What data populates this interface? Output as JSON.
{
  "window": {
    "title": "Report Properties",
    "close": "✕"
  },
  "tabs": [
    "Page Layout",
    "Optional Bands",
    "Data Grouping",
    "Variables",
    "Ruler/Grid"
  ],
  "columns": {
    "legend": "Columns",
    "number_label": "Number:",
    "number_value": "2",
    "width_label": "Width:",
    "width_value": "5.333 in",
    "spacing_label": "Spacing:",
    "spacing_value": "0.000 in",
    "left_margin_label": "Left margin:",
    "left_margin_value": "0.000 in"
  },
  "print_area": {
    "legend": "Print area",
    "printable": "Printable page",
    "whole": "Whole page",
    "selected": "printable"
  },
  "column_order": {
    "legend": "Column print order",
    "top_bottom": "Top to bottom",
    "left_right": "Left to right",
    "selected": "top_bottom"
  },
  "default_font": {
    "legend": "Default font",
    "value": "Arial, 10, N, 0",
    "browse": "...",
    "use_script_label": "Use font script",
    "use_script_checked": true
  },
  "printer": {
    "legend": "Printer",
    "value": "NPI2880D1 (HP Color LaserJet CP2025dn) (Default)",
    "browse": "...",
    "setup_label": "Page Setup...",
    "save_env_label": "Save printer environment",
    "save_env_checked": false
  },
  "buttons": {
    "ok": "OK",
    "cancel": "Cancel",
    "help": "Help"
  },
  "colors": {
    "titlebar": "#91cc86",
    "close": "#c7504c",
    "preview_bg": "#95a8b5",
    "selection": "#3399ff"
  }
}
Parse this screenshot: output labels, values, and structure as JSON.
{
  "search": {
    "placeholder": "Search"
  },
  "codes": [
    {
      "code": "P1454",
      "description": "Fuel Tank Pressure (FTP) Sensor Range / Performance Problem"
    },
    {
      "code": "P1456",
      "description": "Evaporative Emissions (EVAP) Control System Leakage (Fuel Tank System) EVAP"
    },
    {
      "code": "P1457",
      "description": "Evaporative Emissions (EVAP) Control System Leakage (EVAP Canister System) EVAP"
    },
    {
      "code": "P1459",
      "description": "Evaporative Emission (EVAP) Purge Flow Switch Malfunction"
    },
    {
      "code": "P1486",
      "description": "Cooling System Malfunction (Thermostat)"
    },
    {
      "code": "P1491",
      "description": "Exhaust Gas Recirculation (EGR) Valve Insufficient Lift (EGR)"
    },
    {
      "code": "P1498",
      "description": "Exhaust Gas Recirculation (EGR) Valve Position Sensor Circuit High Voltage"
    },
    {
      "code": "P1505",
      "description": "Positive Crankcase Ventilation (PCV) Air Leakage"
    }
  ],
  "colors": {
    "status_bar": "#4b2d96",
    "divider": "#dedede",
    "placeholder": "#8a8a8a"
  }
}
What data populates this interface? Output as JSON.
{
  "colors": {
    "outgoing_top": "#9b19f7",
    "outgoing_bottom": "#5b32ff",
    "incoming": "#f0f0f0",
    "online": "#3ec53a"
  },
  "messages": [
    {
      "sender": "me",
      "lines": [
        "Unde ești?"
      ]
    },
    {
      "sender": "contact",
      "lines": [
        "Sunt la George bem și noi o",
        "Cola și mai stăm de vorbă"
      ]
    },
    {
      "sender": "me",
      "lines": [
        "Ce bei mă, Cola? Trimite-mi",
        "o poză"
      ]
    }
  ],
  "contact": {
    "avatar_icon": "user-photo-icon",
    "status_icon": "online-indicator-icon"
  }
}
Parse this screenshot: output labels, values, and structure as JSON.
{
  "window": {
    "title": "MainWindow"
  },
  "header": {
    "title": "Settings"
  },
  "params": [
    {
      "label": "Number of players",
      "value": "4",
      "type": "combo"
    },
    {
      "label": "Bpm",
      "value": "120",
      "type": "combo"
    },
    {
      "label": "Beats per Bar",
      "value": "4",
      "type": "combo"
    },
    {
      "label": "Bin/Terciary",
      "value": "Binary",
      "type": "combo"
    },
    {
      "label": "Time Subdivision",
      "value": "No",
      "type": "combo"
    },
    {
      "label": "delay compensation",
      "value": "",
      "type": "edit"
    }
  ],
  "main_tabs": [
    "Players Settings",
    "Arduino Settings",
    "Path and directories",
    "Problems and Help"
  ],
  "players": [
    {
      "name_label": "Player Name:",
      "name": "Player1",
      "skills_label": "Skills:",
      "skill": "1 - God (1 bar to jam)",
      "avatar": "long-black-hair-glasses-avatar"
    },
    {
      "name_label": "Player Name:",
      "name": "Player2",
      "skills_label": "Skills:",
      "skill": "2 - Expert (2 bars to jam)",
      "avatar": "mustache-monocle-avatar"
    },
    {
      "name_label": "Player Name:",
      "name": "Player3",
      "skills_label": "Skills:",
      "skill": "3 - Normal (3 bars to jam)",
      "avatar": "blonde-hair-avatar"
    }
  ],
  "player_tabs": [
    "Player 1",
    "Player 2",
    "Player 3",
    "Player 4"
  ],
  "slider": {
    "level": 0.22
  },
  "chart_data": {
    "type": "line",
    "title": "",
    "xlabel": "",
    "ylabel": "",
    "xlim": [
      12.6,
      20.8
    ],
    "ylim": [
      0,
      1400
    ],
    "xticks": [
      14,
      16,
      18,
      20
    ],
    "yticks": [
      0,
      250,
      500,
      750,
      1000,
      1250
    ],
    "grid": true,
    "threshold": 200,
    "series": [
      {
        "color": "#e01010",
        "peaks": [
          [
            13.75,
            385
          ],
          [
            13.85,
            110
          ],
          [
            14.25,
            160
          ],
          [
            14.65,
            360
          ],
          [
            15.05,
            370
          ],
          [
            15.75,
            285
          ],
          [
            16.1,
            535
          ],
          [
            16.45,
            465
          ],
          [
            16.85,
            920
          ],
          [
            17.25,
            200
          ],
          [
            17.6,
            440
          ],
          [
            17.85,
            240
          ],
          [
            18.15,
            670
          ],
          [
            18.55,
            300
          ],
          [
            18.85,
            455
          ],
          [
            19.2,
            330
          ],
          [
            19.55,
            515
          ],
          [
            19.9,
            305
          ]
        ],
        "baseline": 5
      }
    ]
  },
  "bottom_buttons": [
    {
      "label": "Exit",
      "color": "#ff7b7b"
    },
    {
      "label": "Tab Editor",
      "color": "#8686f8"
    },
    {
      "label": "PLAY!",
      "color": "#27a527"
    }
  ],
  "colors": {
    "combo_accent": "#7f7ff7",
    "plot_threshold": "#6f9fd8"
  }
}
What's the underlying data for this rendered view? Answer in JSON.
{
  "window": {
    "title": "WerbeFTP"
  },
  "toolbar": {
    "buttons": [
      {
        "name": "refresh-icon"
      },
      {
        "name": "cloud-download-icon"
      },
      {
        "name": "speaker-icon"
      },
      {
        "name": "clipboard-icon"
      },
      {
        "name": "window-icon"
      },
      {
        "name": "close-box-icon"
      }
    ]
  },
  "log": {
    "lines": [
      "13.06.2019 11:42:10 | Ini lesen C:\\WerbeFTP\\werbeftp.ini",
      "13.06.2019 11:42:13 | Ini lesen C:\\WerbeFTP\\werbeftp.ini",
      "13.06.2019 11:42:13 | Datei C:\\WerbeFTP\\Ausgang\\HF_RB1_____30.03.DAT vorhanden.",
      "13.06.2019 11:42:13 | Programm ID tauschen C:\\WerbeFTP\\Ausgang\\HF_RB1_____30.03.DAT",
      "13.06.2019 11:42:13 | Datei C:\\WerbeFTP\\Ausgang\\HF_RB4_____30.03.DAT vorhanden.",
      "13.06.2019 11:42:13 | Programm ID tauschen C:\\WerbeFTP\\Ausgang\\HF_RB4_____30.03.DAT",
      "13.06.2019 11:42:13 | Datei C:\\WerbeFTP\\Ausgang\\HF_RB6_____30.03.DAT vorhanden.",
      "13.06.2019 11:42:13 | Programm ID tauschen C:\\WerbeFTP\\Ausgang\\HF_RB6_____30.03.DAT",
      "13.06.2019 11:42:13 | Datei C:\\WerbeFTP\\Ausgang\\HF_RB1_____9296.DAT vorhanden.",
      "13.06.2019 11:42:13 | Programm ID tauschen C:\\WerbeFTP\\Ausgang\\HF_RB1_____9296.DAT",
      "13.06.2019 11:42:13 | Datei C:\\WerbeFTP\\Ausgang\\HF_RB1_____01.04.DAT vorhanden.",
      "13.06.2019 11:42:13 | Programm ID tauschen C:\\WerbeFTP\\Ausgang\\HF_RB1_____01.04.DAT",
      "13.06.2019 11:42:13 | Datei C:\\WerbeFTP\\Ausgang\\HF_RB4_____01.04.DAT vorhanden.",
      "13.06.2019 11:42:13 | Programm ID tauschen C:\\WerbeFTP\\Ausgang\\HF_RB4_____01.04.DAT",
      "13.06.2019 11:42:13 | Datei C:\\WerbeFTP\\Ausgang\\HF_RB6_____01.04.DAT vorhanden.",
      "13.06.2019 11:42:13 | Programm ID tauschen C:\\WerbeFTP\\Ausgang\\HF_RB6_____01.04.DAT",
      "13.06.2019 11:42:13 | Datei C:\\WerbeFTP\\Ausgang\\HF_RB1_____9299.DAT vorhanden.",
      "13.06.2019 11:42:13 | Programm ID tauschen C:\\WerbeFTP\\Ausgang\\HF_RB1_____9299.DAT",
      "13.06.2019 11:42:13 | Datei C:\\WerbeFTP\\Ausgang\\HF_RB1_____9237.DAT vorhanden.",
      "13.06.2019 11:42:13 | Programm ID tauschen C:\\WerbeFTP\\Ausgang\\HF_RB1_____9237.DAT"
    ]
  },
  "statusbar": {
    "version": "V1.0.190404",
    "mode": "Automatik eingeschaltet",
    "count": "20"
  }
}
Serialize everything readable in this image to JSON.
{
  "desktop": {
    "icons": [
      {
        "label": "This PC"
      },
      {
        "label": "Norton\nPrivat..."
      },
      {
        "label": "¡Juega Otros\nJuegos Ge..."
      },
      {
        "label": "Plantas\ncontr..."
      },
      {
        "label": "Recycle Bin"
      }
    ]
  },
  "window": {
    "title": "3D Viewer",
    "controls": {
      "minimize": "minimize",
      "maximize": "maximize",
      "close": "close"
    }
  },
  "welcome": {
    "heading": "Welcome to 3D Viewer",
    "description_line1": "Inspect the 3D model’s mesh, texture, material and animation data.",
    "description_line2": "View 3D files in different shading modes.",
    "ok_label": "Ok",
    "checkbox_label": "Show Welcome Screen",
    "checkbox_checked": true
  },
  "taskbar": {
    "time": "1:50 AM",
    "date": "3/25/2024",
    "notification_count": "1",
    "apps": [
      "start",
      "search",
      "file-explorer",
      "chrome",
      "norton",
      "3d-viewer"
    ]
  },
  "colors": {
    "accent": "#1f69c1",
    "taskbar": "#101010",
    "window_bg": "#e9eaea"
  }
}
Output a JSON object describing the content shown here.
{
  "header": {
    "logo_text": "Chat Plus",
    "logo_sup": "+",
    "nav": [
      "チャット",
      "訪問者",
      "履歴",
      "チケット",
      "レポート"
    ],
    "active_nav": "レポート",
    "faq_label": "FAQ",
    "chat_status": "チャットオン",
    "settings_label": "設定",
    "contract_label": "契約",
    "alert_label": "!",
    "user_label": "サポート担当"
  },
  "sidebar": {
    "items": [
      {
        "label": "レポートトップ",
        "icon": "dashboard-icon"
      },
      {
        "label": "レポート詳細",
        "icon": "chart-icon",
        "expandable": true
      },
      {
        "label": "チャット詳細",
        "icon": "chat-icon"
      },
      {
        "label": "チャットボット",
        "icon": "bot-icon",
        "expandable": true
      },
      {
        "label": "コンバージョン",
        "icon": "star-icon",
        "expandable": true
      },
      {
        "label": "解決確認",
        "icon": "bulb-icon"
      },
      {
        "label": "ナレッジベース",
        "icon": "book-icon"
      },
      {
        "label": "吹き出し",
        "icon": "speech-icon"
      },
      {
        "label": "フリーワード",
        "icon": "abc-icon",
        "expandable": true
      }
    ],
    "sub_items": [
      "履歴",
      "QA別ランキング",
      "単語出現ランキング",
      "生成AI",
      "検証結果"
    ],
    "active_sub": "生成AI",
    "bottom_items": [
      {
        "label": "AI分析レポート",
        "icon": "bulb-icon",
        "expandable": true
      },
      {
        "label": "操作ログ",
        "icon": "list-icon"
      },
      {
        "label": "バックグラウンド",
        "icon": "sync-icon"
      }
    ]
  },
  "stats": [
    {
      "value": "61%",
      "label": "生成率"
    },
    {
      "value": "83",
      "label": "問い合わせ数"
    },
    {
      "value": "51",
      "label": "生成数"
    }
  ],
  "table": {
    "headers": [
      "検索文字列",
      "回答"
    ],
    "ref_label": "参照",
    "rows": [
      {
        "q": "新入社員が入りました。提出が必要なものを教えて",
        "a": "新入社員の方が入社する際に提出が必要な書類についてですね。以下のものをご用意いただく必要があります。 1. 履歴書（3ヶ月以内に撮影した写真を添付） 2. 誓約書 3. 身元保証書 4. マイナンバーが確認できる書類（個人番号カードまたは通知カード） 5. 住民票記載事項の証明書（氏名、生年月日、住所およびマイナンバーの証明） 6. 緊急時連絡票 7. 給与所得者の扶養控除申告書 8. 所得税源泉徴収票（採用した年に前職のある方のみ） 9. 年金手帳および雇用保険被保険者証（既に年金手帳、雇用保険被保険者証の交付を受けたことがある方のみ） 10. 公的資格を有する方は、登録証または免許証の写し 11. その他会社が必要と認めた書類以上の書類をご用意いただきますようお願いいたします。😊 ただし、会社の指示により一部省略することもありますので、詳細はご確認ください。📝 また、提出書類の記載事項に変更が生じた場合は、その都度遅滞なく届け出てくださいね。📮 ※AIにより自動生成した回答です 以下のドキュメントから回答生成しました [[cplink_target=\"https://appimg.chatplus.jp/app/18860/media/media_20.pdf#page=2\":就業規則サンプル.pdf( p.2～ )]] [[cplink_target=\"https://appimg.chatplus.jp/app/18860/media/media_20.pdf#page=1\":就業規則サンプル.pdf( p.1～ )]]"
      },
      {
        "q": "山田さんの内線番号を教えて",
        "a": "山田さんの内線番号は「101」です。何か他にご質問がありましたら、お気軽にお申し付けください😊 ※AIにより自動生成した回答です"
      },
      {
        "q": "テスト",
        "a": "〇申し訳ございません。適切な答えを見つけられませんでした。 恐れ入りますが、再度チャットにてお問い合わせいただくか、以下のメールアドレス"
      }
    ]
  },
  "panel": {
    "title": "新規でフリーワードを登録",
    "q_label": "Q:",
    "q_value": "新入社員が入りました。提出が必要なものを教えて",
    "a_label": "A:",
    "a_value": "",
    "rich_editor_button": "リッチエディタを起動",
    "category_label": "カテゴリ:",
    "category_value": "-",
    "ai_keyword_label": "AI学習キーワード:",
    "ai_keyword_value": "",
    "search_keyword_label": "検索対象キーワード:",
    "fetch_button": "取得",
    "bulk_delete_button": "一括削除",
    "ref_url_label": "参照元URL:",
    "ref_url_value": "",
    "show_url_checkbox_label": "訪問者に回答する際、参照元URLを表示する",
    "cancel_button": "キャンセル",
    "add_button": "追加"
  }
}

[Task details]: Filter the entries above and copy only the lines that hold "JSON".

[Answer space]:
What data populates this interface? Output as JSON.
Parse this screenshot: output labels, values, and structure as JSON.
What data populates this interface? Output as JSON.
Parse this screenshot: output labels, values, and structure as JSON.
What's the underlying data for this rendered view? Answer in JSON.
Serialize everything readable in this image to JSON.
Output a JSON object describing the content shown here.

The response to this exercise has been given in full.